Nominations for the position of CAM/IM SIG Chair
I am a PhD candidate in Cultural Anthropology at the University of California, Davis, scheduled to graduate in June 2019. As Chair or Co-Chair of the CAM/IM Special Interest Group, I would start by taking an online poll of members to find out how you all would like to see the group develop in the coming years. My own ideas include: 1) sending out calls for CAM/IM sponsored panels at conferences; 2) highlighting student work in the field by posting short pieces by students on the site once a month, featuring a different person’s undergraduate/graduate research each time; 3) organizing mentoring events at conferences by pairing graduate students with professors to receive guidance on areas like grant writing and the job search; and 4) creating a resource on our website, where members can upload and share their course syllabi and film suggestions on topics related to CAM/IM. I would welcome any other ideas or suggestions from members, too! My own work explores the globalization of pharmaceuticals in East Africa, embodiment and bodily epistemologies, and the ethics of healing. I conducted two years of ethnographic fieldwork in Tanzania, examining how pharmaceuticals were used and understood by people in their everyday lives. In my dissertation, I frame my interlocutors’ engagement with pharmaceuticals as a form of healing—involving the re/creating of right social relationships—and contrast this with a biomedical emphasis on curing—which locates the efficacy of medicines in their chemical properties, rather than in the contexts and circumstances of their use. Additional areas of research interest include counterfeits & other “fakes”; the history of medicine and healing across the Indian Ocean world; methods as theory; bodies, experimentation, and practices of dreaming.

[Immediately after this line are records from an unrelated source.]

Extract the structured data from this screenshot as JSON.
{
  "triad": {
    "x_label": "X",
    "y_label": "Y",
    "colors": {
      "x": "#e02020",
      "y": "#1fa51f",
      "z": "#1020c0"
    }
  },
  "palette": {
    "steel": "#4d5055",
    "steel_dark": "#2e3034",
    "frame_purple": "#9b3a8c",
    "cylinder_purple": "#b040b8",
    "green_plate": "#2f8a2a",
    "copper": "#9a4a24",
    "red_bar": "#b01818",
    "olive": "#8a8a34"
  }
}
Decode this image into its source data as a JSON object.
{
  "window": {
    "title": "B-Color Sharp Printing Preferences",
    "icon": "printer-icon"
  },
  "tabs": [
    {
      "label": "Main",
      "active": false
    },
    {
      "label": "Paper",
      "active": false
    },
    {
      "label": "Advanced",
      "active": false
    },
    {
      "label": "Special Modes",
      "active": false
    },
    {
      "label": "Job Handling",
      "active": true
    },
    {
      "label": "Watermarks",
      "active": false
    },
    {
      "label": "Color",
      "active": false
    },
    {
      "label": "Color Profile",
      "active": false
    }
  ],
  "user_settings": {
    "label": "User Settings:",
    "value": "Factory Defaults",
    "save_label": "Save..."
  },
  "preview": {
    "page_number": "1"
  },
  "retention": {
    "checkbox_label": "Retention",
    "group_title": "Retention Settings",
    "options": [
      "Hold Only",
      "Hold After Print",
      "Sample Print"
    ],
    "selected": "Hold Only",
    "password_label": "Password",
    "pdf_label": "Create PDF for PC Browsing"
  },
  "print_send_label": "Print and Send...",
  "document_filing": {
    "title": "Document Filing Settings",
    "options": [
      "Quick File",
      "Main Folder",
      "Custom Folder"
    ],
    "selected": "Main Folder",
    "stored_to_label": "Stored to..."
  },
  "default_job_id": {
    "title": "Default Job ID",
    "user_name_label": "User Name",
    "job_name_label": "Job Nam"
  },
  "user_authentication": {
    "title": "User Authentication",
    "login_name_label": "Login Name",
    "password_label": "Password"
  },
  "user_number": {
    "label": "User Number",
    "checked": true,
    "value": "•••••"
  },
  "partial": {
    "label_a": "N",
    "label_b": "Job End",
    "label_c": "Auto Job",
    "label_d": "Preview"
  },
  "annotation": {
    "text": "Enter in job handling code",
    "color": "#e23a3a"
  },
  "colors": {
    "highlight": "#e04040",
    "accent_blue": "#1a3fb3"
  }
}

My research explores the emergence of a medico-legal humanitarian category—“albinism”—that has come to the fore of debates in Tanzania about truth, knowledge, and the future. Yet, albinism is unstable, and there are myriad ways of knowing light skin. These include using their body parts in medicine to access an invisible realm and catalyze socio-bodily transformation. Debates about the onto-epistemic status of people with light skin seem urgent, given recent murders. This violence is reportedly motivated by an illicit speculative economy for these body parts led by traditional healers and laborers in extractive industries. It has also given rise to a transnational movement for “albinism rights.” While NGOs, scientists, and journalists claim that violence emerges from deeply-held “occult beliefs” and a lack of knowledge that light skin is albinism, healers and their patrons point to a Euro-American fixation with albinism, and suggest that the state, NGOs, and media are creating the violence they claim only to describe. This project is an ethnography of disparate material-discursive practices surrounding albinism and its excesses. I argue that these practices cannot be separated as violent or humanitarian, spiritual or scientific, inscrutable or enlightening. Indeed their import lies in their ability to destabilize these very categories.

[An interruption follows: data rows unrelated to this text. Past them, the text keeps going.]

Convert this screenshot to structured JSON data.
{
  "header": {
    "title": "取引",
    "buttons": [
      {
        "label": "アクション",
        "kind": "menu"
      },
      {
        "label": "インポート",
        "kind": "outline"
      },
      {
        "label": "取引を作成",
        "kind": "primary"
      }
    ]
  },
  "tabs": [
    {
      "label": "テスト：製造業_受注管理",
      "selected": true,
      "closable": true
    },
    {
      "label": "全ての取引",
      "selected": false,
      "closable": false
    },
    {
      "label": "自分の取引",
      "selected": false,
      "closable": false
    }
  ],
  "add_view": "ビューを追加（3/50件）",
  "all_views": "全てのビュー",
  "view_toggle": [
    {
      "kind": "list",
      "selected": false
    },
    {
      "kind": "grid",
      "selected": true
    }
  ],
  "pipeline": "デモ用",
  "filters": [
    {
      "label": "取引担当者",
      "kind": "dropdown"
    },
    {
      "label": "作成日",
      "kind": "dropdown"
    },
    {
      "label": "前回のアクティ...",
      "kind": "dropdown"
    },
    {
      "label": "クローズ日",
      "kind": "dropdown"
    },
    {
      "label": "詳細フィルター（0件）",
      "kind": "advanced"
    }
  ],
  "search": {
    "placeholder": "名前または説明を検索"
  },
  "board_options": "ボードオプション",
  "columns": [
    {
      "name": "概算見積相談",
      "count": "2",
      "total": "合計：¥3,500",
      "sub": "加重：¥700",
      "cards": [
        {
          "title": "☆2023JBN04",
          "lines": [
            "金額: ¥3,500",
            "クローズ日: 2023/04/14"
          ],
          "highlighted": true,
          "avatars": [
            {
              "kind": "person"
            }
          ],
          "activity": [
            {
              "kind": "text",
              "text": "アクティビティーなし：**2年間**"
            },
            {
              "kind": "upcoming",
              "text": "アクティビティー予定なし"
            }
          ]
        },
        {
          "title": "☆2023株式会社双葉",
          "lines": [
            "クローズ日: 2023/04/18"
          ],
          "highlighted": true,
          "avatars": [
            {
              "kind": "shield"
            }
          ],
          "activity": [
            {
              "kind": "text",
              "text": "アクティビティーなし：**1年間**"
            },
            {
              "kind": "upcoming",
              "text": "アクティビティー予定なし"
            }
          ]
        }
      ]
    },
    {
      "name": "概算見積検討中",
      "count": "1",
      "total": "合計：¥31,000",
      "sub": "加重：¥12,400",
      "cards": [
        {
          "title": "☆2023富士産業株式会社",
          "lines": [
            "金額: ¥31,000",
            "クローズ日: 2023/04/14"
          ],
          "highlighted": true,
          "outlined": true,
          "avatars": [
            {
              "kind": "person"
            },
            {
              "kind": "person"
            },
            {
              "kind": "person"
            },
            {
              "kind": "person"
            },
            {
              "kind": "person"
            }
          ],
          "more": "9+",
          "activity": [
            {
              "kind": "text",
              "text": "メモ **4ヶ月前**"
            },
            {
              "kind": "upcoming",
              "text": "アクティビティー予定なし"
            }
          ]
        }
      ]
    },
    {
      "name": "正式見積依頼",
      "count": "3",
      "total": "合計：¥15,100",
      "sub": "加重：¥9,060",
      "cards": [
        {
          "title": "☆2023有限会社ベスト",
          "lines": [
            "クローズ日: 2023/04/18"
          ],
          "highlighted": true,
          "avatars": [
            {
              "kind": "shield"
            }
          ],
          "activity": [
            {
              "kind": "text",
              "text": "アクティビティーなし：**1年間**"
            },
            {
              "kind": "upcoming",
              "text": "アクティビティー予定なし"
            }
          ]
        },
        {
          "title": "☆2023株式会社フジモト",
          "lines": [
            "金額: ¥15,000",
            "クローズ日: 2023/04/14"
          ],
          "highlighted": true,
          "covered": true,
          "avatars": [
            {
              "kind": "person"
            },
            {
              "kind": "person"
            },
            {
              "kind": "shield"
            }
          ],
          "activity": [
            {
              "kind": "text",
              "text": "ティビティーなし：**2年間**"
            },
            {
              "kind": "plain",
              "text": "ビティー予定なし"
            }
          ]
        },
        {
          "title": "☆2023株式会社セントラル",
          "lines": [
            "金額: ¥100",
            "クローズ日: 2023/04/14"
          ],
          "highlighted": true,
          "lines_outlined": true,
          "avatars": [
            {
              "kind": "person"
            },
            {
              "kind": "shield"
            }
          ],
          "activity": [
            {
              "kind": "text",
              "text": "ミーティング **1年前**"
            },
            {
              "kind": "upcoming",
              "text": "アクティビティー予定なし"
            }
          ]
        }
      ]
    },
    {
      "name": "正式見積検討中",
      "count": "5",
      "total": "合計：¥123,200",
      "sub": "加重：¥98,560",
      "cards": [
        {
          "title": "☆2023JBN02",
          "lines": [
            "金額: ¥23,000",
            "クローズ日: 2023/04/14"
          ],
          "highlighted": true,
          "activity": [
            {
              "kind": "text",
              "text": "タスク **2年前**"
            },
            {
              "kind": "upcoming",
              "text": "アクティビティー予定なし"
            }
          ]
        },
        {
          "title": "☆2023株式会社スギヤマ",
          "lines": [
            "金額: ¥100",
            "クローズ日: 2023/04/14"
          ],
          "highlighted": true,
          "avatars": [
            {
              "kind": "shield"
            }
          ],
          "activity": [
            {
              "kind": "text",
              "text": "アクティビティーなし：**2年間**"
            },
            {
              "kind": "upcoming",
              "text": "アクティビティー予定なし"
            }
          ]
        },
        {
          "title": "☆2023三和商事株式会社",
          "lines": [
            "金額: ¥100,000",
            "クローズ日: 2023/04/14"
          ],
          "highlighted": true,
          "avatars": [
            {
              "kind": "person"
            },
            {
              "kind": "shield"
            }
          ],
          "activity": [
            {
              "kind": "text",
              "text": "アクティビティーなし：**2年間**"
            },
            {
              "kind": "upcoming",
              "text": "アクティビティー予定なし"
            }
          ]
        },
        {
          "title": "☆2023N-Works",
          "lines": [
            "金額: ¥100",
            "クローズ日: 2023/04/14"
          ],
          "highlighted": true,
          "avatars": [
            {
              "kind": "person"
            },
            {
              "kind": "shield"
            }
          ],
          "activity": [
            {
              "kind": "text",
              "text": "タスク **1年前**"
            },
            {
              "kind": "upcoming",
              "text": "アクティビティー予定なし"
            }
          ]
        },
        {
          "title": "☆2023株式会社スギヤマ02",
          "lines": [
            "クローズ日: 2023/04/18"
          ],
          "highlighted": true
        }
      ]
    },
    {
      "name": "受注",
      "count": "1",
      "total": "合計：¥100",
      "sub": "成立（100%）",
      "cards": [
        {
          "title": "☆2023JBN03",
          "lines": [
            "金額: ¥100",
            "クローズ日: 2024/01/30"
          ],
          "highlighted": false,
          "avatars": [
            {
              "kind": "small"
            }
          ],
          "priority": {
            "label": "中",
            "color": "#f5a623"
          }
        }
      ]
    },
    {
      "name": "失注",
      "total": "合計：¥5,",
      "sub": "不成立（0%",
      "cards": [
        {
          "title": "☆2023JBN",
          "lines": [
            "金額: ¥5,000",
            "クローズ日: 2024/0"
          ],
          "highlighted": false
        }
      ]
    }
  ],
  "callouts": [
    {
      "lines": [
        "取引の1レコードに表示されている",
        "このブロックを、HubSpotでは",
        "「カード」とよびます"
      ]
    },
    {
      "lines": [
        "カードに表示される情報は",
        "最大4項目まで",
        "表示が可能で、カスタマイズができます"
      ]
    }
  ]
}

My interests in CAM/IM stem from the productive problems of thinking about albino body parts as a kind of medicine for others’ use. Facilitating a broader network of scholars thinking similarly and differently about what medicine is—and what it can be and do—stands to deepen my work, and that of others. When conducting fieldwork, I was forced to confront my inability to know dawa, a Swahili category that is usually translated as medicine, but is perhaps better thought of as a powerful, transformative substance or technology. What would it mean to think dawa with scholars who work in labs, morgues, and hospitals, across continents and with different logics? How might dawa, or sowa rigpa in Tibet (Craig 2012) transform their work?

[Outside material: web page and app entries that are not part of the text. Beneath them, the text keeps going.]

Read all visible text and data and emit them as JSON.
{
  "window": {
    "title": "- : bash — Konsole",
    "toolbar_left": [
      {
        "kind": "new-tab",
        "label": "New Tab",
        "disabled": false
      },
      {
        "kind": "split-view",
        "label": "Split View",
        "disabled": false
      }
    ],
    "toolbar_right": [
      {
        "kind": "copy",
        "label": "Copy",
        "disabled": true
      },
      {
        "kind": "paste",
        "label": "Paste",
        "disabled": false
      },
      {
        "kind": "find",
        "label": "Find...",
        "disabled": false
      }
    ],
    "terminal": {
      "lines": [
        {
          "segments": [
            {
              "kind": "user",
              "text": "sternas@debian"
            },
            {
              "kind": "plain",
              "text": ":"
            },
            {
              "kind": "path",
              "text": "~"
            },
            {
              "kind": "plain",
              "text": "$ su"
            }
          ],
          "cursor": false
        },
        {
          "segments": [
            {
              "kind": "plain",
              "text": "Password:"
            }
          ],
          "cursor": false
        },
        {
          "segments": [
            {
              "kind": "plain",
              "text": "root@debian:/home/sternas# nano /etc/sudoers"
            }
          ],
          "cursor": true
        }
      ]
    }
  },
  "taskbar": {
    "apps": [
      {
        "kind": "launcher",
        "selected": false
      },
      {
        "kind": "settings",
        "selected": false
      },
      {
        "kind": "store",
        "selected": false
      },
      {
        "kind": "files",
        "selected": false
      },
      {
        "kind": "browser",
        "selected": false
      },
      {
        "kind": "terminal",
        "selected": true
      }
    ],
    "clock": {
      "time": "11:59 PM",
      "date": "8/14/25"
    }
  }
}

I am motivated to chair the CAM/IM Interest Group not only because of this potential for cross-fertilization, but also because of the possibilities for mentorship and professional and interpersonal growth. I envision mentorship programs that not only pair ABD graduate students with professors, but also pair pre-field graduate students with those who are ABD. Through virtual conferences and coffee breaks on Facebook live, I envision lively, and sometimes short discussions, about newly published work, as well as work in progress. Lastly, I anticipate collectively brainstorming how CAM/IM can engage politically through our work. Whether advocating for the existence of trans and intersex individuals or asking how medical anthropology can serve migrants at the southern border, I would aim to increase our presence as a force for change at the intersections of health, medicine, and social justice.